§ Exercise aim
Your job is to return every line in the data holding the string "odbiorców".

╭──

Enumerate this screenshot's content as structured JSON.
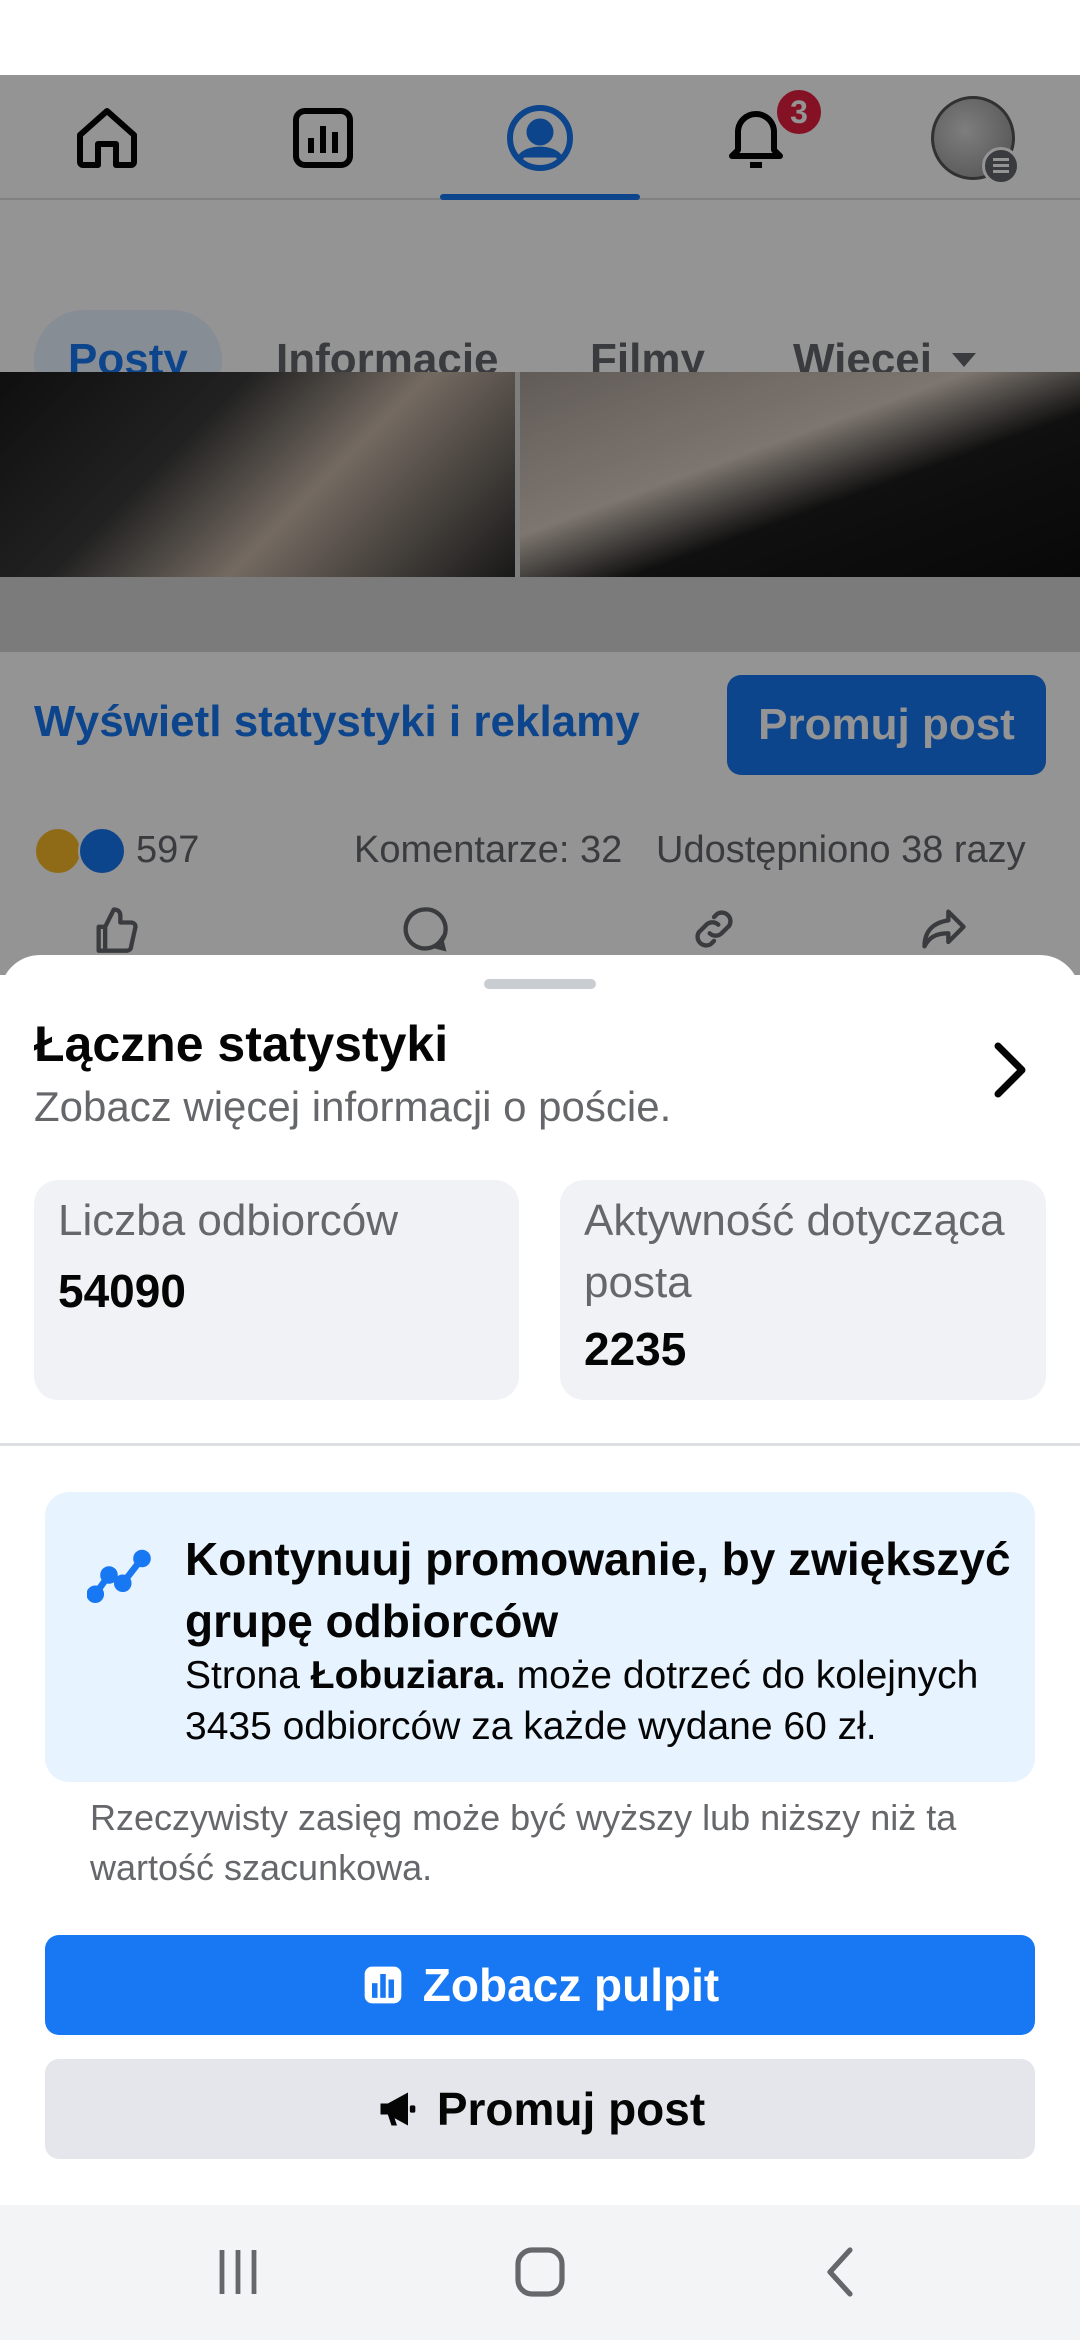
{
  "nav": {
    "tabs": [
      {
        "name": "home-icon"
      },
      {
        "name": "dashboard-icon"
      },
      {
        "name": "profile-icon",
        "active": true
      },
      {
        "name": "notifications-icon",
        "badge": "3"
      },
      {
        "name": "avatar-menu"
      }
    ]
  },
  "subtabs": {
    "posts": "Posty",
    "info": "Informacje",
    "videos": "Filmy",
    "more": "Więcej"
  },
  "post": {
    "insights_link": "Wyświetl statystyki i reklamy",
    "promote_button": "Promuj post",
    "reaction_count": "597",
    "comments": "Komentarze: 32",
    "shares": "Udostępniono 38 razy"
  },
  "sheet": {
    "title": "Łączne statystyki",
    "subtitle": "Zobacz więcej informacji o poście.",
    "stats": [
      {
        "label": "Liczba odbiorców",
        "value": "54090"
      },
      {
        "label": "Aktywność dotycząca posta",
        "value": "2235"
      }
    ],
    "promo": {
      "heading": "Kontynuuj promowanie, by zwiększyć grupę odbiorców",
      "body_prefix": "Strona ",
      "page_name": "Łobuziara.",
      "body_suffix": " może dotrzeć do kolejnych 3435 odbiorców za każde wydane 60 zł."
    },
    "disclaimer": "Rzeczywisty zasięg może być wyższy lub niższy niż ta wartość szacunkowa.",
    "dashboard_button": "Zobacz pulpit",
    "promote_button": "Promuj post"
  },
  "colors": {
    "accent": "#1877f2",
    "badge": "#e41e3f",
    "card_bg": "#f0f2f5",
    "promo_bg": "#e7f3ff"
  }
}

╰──
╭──

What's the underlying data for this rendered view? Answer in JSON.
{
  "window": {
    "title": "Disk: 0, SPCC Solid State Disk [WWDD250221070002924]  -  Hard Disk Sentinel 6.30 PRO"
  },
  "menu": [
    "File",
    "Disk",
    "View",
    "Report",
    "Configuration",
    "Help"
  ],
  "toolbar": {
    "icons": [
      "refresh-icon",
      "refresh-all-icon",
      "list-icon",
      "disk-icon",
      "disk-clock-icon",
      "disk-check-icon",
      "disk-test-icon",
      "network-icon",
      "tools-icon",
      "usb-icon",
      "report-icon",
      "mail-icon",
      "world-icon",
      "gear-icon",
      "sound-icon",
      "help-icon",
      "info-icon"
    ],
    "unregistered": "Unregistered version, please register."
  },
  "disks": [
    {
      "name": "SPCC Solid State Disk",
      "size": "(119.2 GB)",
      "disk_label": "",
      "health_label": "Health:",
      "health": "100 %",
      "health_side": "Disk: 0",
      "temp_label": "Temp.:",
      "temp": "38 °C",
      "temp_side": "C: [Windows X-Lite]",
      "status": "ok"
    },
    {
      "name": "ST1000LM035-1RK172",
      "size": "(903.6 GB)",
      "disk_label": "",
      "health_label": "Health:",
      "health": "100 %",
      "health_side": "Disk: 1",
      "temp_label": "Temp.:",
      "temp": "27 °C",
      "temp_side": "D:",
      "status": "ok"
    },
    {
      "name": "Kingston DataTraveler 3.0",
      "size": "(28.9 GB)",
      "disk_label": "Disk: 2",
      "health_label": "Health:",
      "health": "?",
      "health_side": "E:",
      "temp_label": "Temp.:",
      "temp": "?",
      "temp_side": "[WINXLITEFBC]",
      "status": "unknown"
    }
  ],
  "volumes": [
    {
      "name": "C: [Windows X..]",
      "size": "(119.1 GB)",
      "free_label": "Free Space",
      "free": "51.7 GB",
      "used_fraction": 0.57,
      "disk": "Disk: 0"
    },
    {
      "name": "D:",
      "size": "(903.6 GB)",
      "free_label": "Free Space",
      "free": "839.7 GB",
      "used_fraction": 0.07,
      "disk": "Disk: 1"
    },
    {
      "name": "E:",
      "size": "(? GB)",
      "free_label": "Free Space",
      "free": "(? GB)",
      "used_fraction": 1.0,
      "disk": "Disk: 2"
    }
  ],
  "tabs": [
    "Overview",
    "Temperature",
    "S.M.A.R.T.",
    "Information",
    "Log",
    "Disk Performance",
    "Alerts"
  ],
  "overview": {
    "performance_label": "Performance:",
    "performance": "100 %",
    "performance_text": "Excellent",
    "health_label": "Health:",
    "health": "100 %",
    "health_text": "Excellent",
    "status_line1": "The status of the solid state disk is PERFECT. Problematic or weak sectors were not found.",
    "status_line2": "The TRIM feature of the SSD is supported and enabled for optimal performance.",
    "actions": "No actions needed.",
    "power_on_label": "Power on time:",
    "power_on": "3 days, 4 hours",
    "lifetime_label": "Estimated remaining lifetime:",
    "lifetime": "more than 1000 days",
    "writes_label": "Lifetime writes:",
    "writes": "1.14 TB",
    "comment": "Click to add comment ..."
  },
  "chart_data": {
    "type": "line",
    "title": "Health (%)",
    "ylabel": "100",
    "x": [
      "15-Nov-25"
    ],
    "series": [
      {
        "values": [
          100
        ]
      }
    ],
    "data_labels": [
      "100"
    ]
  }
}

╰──

§ Output below
        "label": "Liczba odbiorców",
      "heading": "Kontynuuj promowanie, by zwiększyć grupę odbiorców",
      "body_suffix": " może dotrzeć do kolejnych 3435 odbiorców za każde wydane 60 zł."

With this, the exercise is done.